- [To do]:
Scan the listing below. Return every line containing the string "افزوده".

┄┄┄┄┄┄┄┄┄┄

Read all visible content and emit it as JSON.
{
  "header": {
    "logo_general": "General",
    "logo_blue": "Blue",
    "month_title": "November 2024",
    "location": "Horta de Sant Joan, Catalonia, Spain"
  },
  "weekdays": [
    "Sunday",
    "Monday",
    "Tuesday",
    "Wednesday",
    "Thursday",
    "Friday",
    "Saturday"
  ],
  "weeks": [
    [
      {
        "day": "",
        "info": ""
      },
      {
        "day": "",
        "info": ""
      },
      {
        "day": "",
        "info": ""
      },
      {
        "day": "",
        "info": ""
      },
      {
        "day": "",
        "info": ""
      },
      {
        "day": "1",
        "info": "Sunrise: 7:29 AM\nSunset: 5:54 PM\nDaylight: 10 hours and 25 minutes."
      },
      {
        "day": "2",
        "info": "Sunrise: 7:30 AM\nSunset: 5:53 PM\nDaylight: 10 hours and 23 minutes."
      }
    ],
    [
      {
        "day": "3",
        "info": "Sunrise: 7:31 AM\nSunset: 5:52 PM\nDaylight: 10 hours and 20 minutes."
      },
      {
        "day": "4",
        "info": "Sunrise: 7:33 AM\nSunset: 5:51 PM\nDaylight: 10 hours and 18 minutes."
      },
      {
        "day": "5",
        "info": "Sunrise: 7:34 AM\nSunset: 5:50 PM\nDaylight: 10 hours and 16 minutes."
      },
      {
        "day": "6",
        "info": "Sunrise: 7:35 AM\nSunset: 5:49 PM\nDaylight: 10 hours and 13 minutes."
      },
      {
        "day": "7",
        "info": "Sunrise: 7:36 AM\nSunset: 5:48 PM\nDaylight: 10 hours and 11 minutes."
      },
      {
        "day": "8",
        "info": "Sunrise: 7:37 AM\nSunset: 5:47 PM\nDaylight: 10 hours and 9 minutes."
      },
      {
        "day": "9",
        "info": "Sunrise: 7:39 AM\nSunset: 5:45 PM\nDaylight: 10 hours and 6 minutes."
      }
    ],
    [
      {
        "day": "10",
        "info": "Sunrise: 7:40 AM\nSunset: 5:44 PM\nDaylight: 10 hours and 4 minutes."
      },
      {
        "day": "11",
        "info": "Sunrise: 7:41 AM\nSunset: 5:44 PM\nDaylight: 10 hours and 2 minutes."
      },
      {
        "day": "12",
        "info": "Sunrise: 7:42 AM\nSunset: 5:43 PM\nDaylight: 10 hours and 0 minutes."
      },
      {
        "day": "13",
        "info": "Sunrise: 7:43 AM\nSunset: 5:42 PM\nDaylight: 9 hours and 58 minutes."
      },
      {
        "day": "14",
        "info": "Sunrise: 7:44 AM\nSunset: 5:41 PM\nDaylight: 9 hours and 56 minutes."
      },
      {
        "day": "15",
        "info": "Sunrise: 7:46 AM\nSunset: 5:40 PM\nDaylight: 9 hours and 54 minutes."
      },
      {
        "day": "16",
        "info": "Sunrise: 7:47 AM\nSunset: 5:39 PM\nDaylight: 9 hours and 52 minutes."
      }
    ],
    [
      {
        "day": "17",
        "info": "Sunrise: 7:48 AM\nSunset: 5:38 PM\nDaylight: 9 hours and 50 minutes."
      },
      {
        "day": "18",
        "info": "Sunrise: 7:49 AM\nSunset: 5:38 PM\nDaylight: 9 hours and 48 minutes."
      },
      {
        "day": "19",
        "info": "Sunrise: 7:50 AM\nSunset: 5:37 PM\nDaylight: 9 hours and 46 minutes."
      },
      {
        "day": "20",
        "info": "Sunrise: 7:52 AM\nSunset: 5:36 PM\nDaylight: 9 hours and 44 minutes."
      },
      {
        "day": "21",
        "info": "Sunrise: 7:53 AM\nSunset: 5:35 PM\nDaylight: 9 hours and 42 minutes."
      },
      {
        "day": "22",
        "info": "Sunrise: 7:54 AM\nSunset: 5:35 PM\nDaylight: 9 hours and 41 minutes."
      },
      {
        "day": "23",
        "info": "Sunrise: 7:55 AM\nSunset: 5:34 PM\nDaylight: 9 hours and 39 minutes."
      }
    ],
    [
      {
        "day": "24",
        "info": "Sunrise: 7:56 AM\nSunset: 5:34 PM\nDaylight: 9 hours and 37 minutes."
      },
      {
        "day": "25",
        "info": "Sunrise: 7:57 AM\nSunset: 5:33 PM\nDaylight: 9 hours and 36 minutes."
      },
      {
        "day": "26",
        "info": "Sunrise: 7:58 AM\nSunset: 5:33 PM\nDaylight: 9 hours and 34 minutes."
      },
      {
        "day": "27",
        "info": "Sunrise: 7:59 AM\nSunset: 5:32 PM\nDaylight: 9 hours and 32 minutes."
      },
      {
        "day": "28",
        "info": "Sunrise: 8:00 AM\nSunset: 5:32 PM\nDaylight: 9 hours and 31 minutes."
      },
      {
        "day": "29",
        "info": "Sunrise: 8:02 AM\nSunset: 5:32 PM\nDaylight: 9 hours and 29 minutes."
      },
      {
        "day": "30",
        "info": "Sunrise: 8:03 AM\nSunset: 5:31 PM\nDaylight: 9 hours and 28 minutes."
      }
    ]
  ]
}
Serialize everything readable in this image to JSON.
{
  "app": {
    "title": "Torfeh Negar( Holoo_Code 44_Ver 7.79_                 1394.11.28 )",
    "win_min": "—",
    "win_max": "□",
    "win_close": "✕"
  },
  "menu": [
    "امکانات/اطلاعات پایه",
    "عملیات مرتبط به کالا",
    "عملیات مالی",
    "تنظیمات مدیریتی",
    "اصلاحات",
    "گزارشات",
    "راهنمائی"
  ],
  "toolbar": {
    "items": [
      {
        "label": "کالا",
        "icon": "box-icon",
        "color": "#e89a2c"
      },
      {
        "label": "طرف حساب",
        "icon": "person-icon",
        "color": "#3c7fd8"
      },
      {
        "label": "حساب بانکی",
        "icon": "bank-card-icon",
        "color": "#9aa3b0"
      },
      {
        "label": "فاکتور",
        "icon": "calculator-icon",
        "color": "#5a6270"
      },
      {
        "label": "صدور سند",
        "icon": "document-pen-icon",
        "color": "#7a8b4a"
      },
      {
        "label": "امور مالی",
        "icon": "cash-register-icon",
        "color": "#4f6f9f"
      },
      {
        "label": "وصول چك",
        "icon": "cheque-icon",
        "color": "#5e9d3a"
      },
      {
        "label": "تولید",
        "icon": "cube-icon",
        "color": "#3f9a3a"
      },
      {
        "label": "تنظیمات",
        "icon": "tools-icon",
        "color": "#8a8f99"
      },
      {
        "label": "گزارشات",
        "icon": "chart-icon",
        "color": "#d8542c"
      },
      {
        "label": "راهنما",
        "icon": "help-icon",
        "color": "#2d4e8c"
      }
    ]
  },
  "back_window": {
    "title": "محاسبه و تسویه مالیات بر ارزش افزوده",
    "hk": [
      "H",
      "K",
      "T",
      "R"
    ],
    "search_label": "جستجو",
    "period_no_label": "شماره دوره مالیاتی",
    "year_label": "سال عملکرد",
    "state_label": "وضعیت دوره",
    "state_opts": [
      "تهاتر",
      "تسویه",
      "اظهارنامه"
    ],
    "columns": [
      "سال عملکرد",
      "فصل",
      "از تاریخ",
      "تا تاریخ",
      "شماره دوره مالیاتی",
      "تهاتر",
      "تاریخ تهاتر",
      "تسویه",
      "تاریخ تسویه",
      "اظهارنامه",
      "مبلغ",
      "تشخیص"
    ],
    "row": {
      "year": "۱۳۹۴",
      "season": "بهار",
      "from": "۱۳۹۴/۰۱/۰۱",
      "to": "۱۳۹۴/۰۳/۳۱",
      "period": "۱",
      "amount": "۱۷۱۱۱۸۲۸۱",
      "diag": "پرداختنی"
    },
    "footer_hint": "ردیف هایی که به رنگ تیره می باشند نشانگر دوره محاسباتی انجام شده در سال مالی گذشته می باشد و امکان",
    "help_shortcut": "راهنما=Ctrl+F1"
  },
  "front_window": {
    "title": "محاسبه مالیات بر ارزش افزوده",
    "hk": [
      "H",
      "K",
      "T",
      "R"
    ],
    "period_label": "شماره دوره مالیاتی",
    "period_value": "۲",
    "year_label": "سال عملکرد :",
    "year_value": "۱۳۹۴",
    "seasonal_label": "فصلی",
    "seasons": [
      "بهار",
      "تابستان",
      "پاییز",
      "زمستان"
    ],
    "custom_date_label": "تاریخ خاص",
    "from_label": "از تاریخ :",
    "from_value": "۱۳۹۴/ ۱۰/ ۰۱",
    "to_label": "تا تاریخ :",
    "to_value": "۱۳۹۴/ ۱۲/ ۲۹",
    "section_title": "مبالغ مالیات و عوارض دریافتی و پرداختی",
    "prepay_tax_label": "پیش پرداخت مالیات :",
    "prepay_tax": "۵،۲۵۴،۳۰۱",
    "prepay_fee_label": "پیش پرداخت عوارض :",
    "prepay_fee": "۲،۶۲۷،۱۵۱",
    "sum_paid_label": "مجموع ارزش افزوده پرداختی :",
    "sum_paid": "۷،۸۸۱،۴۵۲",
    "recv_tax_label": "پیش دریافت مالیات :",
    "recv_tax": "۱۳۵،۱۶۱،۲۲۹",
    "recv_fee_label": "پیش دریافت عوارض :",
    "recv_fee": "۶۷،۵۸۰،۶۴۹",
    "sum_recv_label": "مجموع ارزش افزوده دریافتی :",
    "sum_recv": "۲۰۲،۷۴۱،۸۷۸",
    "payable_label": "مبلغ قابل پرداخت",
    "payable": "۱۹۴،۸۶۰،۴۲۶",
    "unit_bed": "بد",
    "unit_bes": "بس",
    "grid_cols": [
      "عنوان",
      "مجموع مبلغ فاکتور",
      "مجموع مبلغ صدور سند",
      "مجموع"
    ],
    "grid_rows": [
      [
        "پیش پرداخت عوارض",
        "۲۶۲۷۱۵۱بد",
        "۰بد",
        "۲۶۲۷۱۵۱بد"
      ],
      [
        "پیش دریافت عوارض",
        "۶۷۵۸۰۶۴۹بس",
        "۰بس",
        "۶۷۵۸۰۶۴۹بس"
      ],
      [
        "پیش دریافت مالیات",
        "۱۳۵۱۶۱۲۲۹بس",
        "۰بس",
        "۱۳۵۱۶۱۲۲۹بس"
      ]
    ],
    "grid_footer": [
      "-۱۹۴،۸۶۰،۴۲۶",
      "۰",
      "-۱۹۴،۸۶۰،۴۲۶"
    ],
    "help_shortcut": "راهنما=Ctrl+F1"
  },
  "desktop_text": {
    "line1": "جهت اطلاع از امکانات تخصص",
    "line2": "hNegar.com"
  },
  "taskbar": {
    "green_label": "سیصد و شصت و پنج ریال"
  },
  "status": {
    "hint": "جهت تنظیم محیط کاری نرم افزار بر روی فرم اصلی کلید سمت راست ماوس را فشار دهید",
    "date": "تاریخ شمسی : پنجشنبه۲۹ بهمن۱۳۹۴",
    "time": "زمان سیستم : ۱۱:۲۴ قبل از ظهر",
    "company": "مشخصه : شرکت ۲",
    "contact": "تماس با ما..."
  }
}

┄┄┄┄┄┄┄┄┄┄

- [Your response]:
    "title": "محاسبه و تسویه مالیات بر ارزش افزوده",
    "title": "محاسبه مالیات بر ارزش افزوده",
    "sum_paid_label": "مجموع ارزش افزوده پرداختی :",
    "sum_recv_label": "مجموع ارزش افزوده دریافتی :",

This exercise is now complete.